It may sound simple, but it’s true. I love teaching, and I love writing, so I’d like to spend the rest of my life doing exactly what I’m doing now but as a part of the permanent faculty at a college or university. I’d also like the opportunity to work with graduate students on their theses and dissertations in addition to developing and teaching a wide range of interdisciplinary undergraduate courses, including but not limited to creative writing.
What do you feel is the greatest challenge that graduate students face and how have you dealt with this challenge?
I think time management is always the greatest challenge for any of us, especially learning to balance your work as a student/scholar with your work as a teacher. It’s very much like I imagine juggling flaming torches in the circus would be—a strange mix of anxiety and exhilaration, incomparable satisfaction and complete exhaustion. The only way to deal with this challenge that I have found is to love everything you do with the greatest possible passion and dedication.
I live with my partner Angie Griffin, who I met all those years ago when we both showed up fresh out of college to the first day of graduate instructor orientation at the Master of Arts program at Western Washington University. We’ve made a home together in Washington State, Pennsylvania (where we adopted our two handsome cats, Tybee and Oliver), rural Ohio, and now here in Louisville, Kentucky, so my family life centers around that great, unfolding adventure together. Here we’re lucky to live in the same city with Angie’s sister Kim and brother-in-law Matt, who I affectionately call “my outlaws.” So an additional perk of family life in Louisville is getting to spend time with the outlaws and with our niece Evie and nephew Nolan.
A talent you have always wanted: I love the sound of acoustic guitar, so I think it would be lovely to be able to play guitar—though I’m pretty happy listening to other people who play well.
Favorite book: Too many to name, of course, my highlights include The Heart is a Lonely Hunter by Carson McCullers, Firebird by Mark Doty, Breakfast at the Victory: The Mysticism of Ordinary Experience by James Carse, The End of Beauty and Never by Jorie Graham, The Dead and the Living by Sharon Olds, The Four Quartets by T.S. Eliot, and The Black Notebooks: An Interior Journey by Toi Derricotte.
Favorite quote: Two come readily to mind: “We don’t see things as they are; we see them as we are” (Anais Nin) and “For us, there is only the trying. The rest is not our business” (T.S. Eliot)
Role Model: My undergraduate professors and long-time mentors and friends, Tom Campbell and Dana Anderson. They have both taught me, with their exceptional grace and good humor, what it means to be a good teacher and also what it means to be a good student of the world.
Pet Peeve: Virgo that I am, nothing vexes quite like a missed deadline.
If you weren’t in graduate school, what would you be doing now?

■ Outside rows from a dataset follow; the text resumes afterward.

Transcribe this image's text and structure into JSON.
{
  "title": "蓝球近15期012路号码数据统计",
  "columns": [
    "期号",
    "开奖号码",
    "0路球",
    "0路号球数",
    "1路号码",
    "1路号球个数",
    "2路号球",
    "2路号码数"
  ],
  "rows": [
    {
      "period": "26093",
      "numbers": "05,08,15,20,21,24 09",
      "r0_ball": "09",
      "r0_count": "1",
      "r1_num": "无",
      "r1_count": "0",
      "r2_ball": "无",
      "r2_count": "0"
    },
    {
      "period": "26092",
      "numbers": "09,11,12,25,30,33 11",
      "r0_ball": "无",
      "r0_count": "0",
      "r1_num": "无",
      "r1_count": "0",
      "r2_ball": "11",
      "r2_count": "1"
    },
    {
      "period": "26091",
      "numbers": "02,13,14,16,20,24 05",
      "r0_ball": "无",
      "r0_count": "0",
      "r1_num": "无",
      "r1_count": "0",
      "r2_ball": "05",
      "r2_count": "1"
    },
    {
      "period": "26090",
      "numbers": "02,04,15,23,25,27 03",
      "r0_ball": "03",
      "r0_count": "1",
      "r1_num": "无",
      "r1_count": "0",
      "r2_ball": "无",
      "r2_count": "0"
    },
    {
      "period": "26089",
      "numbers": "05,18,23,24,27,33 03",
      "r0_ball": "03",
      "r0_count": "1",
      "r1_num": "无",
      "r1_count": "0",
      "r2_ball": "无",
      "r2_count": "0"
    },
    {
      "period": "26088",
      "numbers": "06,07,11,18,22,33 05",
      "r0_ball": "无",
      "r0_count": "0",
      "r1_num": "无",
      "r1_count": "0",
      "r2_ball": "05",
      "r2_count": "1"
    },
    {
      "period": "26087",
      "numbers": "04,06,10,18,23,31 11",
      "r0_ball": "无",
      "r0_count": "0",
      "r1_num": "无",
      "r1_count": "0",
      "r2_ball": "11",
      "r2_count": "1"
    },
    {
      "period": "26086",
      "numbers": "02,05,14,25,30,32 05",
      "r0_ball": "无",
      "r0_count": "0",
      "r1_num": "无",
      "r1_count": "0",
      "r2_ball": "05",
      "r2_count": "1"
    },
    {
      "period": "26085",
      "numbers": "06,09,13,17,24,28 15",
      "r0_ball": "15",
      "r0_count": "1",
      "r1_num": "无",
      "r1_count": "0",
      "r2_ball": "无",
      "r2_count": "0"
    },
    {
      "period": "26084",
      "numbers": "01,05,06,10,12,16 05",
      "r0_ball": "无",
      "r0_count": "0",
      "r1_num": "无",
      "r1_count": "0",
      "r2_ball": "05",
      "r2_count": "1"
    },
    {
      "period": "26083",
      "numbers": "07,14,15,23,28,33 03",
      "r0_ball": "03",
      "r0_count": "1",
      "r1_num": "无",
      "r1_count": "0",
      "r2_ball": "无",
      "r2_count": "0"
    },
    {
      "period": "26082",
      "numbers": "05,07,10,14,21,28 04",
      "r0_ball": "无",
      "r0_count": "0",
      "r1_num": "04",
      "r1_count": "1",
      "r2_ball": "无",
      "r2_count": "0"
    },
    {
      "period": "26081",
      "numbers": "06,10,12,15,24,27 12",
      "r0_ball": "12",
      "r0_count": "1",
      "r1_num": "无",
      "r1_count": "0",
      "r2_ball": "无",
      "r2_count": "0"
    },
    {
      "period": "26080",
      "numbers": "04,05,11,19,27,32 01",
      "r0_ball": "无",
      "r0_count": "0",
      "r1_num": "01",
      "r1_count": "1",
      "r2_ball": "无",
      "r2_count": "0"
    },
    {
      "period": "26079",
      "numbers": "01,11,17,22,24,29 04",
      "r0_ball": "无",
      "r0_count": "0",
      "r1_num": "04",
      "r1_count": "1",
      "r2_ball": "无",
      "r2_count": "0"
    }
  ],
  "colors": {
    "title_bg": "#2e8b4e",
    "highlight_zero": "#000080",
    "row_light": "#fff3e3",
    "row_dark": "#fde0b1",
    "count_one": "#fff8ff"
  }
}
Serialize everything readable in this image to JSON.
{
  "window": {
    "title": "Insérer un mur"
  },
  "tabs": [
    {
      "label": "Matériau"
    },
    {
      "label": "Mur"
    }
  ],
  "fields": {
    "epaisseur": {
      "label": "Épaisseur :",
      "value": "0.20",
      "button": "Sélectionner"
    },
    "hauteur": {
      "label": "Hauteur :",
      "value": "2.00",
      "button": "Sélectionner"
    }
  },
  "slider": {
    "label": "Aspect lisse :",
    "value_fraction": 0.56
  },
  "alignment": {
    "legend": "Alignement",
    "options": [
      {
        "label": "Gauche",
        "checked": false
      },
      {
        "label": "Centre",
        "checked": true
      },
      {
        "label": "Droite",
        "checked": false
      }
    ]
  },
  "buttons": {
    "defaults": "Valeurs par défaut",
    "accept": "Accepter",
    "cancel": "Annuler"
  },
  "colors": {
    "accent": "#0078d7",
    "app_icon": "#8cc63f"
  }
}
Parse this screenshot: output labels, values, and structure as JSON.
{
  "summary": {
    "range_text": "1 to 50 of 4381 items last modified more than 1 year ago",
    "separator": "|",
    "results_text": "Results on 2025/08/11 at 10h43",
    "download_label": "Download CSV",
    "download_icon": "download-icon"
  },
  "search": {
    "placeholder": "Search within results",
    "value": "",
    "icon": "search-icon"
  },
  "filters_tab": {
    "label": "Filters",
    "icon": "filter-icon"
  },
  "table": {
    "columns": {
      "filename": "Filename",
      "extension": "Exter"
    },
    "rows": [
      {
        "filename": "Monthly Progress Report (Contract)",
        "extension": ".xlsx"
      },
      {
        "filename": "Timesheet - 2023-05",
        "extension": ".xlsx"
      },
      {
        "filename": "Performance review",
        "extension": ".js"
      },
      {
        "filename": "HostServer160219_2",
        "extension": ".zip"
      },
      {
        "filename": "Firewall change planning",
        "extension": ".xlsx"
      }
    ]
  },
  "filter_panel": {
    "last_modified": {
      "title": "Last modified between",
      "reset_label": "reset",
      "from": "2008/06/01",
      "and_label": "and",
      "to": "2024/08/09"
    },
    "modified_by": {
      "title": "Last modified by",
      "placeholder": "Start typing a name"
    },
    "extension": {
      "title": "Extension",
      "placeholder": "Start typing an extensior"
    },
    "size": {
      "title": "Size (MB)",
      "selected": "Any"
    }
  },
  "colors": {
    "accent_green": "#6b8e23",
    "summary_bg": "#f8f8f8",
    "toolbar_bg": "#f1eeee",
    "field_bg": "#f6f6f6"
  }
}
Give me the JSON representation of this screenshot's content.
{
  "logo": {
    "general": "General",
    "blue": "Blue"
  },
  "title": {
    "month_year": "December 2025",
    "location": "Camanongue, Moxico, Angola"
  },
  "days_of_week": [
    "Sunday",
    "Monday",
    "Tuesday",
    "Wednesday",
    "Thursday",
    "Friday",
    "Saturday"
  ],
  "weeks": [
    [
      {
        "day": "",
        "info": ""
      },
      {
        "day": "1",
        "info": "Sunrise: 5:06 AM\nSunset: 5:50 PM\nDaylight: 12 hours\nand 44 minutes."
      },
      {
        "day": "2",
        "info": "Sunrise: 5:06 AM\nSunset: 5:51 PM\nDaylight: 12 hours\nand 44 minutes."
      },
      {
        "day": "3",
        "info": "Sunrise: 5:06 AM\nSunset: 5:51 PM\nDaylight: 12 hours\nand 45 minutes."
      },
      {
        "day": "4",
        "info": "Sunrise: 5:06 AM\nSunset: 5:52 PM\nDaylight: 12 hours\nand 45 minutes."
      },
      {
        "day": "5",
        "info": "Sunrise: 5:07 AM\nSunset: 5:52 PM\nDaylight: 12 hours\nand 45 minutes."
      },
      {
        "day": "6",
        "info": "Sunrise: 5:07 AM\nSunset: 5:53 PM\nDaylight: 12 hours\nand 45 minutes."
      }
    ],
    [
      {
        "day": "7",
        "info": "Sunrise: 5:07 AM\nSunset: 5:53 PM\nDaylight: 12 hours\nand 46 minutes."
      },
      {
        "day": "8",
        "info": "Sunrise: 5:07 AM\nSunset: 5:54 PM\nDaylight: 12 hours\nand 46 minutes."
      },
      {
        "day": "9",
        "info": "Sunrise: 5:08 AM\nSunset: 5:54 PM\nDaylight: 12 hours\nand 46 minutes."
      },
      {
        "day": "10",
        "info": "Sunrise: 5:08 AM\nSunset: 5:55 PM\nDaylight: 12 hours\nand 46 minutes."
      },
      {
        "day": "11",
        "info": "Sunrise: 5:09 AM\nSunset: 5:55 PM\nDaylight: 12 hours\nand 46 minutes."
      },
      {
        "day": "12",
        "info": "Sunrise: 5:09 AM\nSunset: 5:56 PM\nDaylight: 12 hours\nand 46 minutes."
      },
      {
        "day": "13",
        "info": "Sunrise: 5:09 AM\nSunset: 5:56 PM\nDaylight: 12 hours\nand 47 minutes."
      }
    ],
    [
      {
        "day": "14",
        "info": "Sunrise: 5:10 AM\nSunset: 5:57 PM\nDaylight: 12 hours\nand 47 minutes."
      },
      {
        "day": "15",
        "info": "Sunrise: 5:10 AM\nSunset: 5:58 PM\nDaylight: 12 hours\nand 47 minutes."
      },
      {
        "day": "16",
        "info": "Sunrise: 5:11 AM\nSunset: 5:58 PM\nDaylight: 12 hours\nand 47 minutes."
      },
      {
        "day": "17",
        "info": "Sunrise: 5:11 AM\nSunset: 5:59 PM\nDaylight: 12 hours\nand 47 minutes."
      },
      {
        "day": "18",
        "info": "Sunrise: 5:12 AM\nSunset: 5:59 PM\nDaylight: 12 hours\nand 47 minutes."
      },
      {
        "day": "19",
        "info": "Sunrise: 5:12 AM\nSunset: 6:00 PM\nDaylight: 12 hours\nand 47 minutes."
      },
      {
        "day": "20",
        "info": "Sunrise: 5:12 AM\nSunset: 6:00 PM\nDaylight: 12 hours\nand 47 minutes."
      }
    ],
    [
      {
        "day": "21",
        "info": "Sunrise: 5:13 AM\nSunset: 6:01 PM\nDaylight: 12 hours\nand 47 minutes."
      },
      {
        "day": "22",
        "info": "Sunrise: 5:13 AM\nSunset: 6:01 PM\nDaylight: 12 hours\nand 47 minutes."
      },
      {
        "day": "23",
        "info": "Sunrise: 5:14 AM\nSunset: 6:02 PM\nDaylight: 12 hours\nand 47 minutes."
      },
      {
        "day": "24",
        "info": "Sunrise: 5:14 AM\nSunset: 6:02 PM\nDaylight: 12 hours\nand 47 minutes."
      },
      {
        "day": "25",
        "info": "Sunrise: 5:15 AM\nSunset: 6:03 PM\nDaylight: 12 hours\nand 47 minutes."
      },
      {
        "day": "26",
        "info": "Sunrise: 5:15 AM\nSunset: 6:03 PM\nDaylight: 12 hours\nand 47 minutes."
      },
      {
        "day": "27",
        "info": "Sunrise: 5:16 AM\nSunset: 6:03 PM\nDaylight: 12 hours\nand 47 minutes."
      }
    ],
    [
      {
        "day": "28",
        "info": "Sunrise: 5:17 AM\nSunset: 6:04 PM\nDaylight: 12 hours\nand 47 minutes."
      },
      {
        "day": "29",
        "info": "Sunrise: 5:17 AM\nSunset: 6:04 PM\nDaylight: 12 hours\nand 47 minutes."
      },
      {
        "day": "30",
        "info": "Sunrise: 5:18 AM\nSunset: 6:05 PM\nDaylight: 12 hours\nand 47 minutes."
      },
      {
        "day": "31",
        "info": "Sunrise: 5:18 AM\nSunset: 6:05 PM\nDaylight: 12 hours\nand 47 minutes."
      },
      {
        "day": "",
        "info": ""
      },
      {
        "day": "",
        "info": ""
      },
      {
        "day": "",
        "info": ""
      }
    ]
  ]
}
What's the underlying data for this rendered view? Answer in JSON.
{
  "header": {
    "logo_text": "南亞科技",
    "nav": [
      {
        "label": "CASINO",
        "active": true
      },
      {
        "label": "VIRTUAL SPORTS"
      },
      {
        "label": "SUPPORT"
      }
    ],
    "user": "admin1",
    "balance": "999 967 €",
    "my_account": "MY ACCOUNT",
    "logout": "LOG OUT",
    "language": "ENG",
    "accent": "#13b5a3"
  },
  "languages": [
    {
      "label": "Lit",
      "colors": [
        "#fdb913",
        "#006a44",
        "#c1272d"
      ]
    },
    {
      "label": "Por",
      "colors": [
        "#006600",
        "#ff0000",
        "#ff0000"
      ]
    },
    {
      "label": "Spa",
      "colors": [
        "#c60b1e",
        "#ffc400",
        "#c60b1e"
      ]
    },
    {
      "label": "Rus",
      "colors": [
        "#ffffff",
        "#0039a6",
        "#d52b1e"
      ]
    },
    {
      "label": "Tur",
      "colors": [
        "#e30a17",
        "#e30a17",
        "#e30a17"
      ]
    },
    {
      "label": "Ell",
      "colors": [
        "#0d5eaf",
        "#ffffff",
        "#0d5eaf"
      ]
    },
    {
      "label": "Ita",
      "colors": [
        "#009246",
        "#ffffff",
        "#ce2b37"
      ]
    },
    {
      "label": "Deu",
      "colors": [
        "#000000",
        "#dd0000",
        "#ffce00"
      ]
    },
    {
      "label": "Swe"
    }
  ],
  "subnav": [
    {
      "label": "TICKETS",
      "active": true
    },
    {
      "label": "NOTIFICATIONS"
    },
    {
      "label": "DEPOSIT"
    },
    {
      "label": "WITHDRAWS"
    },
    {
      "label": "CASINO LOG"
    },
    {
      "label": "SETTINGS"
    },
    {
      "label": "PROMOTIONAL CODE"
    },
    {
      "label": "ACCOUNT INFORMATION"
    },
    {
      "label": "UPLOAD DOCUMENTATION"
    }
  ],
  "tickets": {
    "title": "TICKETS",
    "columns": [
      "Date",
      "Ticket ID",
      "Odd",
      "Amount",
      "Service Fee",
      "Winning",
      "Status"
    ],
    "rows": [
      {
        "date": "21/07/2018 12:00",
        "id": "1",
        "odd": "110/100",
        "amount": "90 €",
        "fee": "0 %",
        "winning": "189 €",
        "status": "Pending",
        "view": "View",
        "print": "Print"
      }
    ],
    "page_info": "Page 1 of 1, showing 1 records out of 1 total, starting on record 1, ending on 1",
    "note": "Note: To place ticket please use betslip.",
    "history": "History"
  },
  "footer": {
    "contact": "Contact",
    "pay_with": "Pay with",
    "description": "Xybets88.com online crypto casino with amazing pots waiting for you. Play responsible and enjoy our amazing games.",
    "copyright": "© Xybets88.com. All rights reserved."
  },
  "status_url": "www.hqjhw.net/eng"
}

Certainly writing, hopefully teaching—maybe working as a mail carrier, since I like walking around and am incurably nosy about what’s going on in other people’s houses. Mail carrier seems like a good way to channel some of that energy and curiosity!